Together with Swinton she strikes an electric chemistry as the Markos Company’s doyenne and star pupil, whose deepening connection drives toward an ultimate goal: The performance of the company’s mesmerizing magnum opus “Volk,” a dance that taps into a power so transcendent it wreaks magical destructive violence in a scene so gory it’s already gained notoriety with genre fans.
Given the time and place in which “Suspiria” is set, Blanc’s form of dance, Swinton says, is itself an act of survival and resistance.
“Women in Germany under Hitler were considered breeders for good Aryan stock: the Nazis decreed that dance must be the exclusive province of fetishised female beauty and the cheerfulness of a devotion to the Third Reich: above all, never intellectual,” said Swinton. “For Blanc, this rings a deep bell of resistance and outrage. She tells Susie, ‘There are two things dance can never be again: Beautiful and cheerful… we must break the nose of every beautiful thing.’”
Of her portrayal of additional characters beyond Blanc, Swinton prefers to say little. “There is a very particular thread that connects Mme. Blanc, Mme. Markos and Josef Klemperer which we always intended we would leave oblique, but detectable,” she said. “As is well known, I play Blanc, Dr. Klemperer is played by Lutz Ebersdorf, who brings us a new face, having never appeared on film before — and Mme. Markos is uncredited.”
Guadagnino, at least, will admit to the trick. “There were three elements in the narrative of the movie in terms of character that could be the three aspects of the human psyche in the terms of Freudian psychoanalysis: The id, the ego and the superego,” he said. “I found it amusing that to do that, only one person could have pulled it off completely — and it was Tilda.”

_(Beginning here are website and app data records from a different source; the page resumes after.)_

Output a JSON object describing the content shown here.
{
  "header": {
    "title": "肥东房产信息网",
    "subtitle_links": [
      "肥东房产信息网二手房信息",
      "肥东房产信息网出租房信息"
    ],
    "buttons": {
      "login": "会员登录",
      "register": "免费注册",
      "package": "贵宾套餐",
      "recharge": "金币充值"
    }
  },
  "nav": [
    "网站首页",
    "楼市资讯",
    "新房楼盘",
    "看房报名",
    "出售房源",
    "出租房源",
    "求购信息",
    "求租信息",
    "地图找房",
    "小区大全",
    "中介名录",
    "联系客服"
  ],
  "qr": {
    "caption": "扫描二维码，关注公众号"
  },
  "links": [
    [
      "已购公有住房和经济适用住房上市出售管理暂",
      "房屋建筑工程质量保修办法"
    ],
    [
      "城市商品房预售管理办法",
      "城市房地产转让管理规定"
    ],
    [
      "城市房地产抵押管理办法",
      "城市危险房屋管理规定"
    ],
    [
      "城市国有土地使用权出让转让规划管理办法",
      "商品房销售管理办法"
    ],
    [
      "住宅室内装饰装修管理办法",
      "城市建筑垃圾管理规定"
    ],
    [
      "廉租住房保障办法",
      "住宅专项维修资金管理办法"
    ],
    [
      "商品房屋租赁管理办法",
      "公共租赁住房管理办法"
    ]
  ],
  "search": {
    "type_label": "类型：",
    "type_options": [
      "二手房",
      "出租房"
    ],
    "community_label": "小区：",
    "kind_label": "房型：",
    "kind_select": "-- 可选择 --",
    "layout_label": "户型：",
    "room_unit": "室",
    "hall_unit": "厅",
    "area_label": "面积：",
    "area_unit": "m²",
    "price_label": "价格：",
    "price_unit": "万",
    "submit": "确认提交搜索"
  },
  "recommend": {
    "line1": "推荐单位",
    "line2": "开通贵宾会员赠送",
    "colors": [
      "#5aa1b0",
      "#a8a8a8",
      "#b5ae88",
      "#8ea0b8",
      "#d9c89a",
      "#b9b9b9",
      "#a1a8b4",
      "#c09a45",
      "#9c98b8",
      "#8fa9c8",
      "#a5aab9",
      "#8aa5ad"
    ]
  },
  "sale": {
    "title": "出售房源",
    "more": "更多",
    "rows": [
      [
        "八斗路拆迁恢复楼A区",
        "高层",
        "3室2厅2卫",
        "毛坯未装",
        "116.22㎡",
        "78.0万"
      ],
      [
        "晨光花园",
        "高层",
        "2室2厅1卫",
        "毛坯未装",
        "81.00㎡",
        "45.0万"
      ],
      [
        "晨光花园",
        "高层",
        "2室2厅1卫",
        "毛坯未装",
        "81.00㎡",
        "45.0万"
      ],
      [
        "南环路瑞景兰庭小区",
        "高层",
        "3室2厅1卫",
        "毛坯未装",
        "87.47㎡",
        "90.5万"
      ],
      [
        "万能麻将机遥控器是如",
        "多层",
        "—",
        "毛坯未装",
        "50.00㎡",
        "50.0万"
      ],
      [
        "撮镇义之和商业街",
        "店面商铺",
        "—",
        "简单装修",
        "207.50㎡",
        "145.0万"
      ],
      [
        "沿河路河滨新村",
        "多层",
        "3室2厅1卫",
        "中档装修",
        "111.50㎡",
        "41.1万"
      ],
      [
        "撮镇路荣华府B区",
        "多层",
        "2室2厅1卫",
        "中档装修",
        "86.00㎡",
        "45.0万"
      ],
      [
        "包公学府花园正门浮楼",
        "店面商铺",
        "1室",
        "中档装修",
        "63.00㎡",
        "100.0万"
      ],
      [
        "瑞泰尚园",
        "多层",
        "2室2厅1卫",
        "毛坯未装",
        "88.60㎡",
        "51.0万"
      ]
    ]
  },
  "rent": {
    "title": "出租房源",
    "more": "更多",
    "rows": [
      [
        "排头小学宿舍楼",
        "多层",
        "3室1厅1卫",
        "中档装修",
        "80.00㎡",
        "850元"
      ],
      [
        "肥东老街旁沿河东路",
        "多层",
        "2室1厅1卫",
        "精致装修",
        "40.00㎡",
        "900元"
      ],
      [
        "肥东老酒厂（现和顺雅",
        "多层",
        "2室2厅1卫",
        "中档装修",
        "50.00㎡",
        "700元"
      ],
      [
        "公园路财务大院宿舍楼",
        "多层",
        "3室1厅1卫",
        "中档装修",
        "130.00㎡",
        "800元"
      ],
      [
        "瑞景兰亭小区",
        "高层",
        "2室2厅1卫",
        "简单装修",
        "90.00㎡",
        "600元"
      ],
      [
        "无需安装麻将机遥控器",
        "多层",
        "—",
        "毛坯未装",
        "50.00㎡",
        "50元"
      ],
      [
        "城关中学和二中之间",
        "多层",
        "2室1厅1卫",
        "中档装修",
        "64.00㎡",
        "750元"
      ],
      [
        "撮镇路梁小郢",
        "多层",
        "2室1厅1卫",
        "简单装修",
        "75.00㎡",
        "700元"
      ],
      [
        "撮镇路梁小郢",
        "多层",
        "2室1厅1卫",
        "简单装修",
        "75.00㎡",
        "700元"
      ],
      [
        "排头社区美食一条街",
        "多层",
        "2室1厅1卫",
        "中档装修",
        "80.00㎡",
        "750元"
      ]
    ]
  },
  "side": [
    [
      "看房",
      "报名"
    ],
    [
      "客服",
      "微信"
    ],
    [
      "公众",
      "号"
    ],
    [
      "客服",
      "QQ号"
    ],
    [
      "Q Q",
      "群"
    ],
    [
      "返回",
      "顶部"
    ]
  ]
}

The fact that Swinton, in her triple roles, plays the only prominent male lead in an ensemble dominated by complex female characters only underscores the film’s femme-driven power.
“I think witches are magnificent creatures,” said Guadagnino. “The problem is that historically a witch was somebody who was persecuted because of her independence. When a woman was not responding to the law of the church and the father, and was trying to have her own independent spirit and maybe sharing that spirit with other women, that was a witch; that was somebody to be killed.”
Entering theaters in a time of heightened political conflict in America and across the globe, are there lessons for viewers to glean from this socially conscious take on “Suspiria”?
“This is a very complex question, and I’m shy to answer this. I would say every movie that is made is resonant through time, but speaks for the time in which it is made,” Guadagnino mused carefully. “I think that if someone watching the movie understands that we are the product of history, that we cannot deny history… and if we don’t understand that what happens before us is part of what we can decide to be in the future, I think I will be happy.”
Swinton considered the same question. “Those fascists — they really get those witches going,” she wrote.
“If we recognize any similarities in our current societal climate, we might do well to understand in what specific ways the historical knee bones are connected to the thigh bones etc. etc… the cultural amnesia that has been in vogue in the West for so long is due a re-think. Reflecting on history holds vital keys — as it always has — for understanding how we might go forward…”
“Nationalism is a dangerous game in the current climate that only willfully ignorant and bombastic self-servers deal in,” she concluded. “Even [Joseph] Goebbels could have told us that.”